For such a long and complex book, the central idea is unambiguous. It says the increasing economic inequality globally is inherent in capitalism. The rate of return on wealth will tend to grow at a higher rate than income from wages, resulting in an ever-increasing concentration of wealth. Obviously, this won’t be much of a surprise to people of a certain ideological bent. However, what is distinctive about Piketty’s work is that it’s solidly grounded in 200 years worth of data on 30 countries.
His research says that higher growth acts as counterweight to increasing inequality, as freshly-generated income becomes relatively more important than returns on accumulated wealth. Basically, the T-shirt slogan edition of the book seems to be that capitalism causes inequality but higher growth fixes the problem.
Disappointingly, Piketty’s own cure for this problem is the standard socialist one. His recommendations for curing the ills of capitalism are high — even punitive — levels of taxation on wealth and redistribution. One would think the logical conclusion is to see high growth as the solution, but it isn’t so for Piketty. Why he thinks that ignoring growth and soaking the rich should work this time around is not clear. For a book rooted in empirical analysis, the last word comes from ideology, and a failed one at that.
For people like us, who are just trying to make, save and invest some money, there aren’t any real takeaways from Piketty’s tome. Or are there? It seems to me that the wealth versus wages issue also exists in our personal lives. When your income is growing faster, it matters less how much accumulated savings you have and what return you are making on them. However, when the times are not so good, the reverse is true. When you are done with a major part of your earning life, this effect will accumulate. If you have emphasised savings and investments and favoured investing in growth-oriented (equity-centric) assets rather than income-oriented ones, you’ll be wealthier. It’s a simple, and when you think about it, self-evidently true idea.
Of course, it will be your tough luck if by the time that you get rich, your government has accepted Piketty’s ideas and taken it all away in taxes.
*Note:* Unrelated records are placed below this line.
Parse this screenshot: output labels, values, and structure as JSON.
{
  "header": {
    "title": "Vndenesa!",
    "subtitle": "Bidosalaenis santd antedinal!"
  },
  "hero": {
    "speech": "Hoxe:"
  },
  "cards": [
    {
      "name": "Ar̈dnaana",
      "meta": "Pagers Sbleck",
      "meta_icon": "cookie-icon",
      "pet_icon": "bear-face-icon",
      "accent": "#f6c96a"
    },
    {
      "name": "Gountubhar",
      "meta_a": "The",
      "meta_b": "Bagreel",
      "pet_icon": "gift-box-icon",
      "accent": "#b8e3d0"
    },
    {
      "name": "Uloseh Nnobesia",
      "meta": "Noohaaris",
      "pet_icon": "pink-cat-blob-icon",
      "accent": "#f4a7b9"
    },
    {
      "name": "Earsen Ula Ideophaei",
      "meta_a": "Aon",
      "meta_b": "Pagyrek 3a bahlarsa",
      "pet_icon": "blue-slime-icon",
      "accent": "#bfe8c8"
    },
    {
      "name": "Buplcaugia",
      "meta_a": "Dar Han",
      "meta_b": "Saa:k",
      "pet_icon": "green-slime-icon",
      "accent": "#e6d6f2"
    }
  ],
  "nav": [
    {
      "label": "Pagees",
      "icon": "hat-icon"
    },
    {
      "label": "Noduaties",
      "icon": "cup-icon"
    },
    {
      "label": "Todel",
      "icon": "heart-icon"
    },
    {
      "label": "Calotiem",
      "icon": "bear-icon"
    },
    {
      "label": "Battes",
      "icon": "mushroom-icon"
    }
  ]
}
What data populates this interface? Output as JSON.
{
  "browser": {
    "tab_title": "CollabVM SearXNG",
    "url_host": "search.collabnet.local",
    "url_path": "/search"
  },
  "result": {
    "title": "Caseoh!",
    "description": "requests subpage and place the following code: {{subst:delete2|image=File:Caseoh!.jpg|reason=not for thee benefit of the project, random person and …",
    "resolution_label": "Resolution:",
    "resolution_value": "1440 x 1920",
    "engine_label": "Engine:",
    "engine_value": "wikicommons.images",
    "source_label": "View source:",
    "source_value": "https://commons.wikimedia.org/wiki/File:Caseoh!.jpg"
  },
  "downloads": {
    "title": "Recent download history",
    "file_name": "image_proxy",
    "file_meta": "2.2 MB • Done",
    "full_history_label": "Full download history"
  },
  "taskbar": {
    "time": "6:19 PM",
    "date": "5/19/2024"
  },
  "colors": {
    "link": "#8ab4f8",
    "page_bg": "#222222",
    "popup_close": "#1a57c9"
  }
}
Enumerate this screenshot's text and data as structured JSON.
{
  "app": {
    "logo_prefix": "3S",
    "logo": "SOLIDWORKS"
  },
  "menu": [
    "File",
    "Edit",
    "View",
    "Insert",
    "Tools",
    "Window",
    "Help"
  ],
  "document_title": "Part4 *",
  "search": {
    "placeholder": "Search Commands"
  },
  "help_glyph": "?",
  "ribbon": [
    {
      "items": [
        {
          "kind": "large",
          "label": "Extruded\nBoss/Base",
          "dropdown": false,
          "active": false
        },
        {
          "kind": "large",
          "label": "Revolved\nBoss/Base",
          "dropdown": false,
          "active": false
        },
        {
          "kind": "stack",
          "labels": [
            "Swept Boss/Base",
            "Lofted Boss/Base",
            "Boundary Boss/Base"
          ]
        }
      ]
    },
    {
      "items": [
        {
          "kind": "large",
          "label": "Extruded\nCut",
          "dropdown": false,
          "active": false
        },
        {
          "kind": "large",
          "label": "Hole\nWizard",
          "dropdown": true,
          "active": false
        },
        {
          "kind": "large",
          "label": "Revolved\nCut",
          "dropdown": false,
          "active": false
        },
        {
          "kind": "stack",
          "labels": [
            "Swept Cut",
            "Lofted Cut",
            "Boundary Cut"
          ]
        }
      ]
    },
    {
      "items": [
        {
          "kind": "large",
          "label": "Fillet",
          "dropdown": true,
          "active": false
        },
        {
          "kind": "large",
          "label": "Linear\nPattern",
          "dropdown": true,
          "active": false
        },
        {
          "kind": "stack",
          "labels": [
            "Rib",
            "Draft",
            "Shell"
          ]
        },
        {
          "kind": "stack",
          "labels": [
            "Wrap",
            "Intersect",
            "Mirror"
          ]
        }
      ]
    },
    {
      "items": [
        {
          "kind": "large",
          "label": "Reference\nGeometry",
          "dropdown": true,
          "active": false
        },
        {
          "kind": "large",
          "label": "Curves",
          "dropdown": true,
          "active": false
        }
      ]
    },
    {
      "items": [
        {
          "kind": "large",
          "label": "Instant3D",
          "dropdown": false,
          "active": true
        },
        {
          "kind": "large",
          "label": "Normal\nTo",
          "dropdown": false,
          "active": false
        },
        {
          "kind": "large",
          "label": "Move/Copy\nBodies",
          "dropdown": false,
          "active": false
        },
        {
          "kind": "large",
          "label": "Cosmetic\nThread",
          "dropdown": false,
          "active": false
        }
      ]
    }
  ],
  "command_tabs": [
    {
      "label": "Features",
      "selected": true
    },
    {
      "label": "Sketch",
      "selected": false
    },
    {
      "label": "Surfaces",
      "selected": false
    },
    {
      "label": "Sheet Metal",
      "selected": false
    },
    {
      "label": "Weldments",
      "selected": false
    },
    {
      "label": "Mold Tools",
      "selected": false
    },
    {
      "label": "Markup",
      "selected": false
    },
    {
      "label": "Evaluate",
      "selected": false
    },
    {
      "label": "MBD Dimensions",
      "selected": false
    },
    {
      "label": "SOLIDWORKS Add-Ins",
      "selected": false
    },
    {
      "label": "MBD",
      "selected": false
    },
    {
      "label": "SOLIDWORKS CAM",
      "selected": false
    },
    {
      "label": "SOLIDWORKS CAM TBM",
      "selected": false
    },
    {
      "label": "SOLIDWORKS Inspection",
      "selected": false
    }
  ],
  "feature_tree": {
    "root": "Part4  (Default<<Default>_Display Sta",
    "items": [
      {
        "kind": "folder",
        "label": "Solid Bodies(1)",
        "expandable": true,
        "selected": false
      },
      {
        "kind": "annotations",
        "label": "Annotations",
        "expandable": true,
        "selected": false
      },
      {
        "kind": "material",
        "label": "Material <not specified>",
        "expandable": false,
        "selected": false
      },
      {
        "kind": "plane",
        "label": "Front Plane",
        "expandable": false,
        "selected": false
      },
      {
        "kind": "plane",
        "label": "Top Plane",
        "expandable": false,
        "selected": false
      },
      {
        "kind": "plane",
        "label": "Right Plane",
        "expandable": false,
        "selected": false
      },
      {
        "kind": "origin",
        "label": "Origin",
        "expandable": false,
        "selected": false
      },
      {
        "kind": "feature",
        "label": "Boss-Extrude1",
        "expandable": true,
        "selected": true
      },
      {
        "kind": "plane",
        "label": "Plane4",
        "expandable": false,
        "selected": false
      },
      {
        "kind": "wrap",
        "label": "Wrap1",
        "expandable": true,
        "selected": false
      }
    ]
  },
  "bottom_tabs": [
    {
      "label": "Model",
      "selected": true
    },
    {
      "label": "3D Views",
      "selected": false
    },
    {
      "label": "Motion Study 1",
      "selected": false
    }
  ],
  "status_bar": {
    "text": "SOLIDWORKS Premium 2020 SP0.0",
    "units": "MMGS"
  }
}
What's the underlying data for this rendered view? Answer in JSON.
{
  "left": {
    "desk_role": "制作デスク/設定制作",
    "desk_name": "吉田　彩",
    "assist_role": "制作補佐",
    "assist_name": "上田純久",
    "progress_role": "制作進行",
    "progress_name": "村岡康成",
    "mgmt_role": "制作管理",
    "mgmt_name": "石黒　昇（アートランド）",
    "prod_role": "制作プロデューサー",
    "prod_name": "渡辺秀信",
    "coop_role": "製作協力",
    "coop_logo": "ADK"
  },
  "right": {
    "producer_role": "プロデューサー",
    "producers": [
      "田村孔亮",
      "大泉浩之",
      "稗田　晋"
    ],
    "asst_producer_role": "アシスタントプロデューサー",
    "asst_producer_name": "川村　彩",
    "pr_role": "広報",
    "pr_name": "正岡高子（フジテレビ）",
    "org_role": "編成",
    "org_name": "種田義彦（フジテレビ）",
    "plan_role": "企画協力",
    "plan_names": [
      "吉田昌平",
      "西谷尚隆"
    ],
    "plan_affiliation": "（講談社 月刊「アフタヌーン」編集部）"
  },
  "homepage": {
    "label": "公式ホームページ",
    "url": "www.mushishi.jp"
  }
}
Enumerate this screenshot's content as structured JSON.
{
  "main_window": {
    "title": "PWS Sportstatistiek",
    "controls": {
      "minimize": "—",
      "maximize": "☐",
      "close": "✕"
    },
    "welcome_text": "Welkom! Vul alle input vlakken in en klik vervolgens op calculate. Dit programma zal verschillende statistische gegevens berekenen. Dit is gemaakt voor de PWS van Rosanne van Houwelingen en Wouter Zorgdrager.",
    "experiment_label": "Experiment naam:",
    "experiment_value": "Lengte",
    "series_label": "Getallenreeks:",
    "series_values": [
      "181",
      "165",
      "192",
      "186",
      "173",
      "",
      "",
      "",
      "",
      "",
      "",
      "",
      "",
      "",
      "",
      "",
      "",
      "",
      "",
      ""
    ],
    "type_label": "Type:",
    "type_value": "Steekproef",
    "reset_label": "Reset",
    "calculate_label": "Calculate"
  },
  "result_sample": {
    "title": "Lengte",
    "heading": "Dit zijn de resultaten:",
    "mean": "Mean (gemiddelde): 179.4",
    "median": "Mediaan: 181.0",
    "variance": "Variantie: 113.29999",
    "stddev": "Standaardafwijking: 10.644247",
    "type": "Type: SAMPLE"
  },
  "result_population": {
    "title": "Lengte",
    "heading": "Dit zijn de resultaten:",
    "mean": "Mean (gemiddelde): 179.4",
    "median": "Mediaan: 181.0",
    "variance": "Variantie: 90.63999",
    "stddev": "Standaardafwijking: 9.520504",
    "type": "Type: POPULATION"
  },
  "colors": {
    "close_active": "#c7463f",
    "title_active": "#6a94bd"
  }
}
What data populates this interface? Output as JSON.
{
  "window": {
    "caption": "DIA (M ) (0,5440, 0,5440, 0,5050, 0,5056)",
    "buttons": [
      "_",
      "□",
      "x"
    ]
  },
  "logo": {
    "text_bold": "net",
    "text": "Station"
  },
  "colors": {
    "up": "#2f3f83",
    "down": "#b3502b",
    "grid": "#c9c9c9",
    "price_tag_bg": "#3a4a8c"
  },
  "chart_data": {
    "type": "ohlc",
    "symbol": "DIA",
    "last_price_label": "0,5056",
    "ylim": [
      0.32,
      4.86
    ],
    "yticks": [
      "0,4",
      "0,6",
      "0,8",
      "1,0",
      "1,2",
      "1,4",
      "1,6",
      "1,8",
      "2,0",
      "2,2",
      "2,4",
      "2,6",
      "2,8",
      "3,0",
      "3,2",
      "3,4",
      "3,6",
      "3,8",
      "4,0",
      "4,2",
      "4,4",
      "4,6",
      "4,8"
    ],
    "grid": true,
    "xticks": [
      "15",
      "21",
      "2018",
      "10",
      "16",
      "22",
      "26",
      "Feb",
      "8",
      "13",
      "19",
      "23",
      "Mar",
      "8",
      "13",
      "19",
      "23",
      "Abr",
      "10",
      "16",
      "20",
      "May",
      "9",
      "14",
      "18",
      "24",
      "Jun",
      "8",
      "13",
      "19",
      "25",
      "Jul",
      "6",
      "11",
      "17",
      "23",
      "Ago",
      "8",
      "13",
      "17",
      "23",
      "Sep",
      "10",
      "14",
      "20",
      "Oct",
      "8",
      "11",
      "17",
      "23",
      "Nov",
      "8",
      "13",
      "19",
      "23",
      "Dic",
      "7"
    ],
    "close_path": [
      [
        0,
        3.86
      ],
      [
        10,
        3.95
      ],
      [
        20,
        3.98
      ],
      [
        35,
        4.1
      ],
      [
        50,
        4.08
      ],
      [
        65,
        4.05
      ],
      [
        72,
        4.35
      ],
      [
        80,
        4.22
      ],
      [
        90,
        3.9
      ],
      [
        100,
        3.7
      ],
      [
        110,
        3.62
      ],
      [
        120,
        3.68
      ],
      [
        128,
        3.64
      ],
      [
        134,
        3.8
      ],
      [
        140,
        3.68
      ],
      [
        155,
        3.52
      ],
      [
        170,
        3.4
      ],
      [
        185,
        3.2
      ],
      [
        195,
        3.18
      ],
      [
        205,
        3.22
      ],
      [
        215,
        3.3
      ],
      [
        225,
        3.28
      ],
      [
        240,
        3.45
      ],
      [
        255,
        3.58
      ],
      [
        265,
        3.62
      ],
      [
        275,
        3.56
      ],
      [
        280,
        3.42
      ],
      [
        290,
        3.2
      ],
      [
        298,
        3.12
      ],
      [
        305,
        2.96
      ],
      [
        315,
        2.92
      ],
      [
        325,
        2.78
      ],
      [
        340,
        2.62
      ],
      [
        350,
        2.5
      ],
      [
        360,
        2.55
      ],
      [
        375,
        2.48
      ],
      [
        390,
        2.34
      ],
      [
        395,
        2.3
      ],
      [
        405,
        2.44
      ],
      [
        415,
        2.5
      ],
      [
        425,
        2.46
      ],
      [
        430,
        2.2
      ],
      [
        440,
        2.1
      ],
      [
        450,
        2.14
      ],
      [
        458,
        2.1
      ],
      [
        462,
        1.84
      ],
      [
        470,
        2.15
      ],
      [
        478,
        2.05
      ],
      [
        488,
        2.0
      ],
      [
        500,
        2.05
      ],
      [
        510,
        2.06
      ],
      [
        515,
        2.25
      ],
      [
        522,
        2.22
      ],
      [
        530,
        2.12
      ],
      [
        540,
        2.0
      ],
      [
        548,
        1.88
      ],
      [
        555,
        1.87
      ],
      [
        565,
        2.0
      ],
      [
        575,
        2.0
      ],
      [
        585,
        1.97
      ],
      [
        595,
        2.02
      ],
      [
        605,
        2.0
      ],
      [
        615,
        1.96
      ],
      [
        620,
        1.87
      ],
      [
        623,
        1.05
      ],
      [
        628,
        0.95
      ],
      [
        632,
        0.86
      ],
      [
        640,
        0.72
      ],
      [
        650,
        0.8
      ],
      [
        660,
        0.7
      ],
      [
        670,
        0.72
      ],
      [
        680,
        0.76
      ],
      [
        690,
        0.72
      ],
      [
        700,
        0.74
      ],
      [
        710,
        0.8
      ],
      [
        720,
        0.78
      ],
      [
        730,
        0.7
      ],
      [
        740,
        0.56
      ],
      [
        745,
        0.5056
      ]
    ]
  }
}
You can always spend your old age digging NREGA ditches and filling them up again.